------ Data provided ------

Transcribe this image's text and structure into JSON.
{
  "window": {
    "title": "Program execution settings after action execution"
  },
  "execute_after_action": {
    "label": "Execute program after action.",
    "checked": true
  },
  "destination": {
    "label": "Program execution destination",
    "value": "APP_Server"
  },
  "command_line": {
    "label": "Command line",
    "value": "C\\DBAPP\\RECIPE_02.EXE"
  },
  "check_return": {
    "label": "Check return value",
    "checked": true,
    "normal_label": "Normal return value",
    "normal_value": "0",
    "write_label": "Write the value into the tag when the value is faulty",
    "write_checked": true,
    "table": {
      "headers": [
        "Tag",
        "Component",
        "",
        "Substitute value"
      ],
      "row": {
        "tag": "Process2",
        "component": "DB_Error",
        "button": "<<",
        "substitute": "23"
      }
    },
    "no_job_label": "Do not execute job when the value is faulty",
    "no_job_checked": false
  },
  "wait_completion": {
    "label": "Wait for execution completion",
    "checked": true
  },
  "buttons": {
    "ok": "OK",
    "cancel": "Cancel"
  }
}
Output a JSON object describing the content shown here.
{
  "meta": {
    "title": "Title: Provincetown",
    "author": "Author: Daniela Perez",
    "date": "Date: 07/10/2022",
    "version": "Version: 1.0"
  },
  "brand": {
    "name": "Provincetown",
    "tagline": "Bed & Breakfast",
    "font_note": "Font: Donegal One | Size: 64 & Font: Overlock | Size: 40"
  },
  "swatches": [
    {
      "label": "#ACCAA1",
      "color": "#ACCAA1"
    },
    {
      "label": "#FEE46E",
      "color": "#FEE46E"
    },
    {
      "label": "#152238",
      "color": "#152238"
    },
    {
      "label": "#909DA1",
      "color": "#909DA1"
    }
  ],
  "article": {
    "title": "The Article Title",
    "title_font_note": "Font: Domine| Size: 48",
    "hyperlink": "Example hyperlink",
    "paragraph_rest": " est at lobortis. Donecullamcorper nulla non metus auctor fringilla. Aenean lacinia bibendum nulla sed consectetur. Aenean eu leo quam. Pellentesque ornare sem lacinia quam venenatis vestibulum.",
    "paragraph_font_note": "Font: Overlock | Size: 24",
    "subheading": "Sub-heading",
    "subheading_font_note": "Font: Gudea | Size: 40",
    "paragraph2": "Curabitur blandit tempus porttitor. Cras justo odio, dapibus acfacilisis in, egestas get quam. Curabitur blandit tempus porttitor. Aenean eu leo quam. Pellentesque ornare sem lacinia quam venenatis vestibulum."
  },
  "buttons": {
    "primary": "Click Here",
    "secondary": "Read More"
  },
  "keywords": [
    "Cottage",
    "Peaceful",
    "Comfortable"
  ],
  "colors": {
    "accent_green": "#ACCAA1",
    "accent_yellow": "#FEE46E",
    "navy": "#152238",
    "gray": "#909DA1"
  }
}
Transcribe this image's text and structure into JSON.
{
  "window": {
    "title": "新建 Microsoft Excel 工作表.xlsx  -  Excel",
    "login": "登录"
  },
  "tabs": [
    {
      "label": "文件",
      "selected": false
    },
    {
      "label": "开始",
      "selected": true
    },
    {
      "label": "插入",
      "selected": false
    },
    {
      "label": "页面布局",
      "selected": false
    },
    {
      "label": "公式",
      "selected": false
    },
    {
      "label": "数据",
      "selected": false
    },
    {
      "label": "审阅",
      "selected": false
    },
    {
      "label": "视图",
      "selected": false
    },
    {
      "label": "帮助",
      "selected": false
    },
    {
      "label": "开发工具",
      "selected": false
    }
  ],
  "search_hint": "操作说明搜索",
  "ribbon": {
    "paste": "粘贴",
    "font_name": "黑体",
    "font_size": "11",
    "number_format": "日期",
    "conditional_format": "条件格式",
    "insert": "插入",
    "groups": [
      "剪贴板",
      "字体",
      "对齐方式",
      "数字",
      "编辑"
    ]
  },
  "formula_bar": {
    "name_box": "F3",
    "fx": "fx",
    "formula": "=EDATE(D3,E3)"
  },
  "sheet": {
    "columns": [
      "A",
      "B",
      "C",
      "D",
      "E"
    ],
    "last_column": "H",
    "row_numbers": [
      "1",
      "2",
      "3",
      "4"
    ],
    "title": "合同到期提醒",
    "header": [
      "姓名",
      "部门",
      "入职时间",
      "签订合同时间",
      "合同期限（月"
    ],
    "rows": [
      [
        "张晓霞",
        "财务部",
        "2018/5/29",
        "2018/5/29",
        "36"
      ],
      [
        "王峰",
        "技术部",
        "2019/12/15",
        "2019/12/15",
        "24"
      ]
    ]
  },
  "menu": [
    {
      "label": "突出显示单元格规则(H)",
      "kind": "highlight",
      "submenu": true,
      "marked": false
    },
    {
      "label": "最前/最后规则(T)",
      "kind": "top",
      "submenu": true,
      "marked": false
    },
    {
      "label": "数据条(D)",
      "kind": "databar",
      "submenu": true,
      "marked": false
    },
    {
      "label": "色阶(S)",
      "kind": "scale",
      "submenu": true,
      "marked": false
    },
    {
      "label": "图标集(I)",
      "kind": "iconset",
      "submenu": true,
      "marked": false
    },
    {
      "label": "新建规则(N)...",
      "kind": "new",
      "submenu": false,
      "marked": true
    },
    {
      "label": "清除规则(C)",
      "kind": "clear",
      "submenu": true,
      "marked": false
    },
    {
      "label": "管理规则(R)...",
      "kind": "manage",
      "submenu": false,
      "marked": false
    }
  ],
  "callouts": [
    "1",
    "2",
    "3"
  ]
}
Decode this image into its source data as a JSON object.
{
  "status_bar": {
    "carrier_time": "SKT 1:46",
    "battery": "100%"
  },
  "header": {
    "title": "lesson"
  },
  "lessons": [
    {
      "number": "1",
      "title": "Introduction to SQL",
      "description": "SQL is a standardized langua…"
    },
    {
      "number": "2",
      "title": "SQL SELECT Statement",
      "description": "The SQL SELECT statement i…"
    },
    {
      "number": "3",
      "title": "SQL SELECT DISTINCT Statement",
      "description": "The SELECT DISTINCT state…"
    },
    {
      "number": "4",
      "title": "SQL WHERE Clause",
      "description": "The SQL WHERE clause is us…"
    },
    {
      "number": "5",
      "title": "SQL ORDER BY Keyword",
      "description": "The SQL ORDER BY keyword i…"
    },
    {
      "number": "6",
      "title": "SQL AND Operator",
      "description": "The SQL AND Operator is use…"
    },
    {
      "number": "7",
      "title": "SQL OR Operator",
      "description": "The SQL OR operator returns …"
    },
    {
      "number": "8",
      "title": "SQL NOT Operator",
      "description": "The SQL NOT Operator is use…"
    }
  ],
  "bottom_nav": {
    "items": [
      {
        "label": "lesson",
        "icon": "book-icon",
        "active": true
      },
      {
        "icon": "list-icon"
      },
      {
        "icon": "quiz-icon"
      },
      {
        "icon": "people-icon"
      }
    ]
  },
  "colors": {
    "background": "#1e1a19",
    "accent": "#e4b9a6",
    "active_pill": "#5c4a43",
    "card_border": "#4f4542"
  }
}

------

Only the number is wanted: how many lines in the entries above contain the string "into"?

4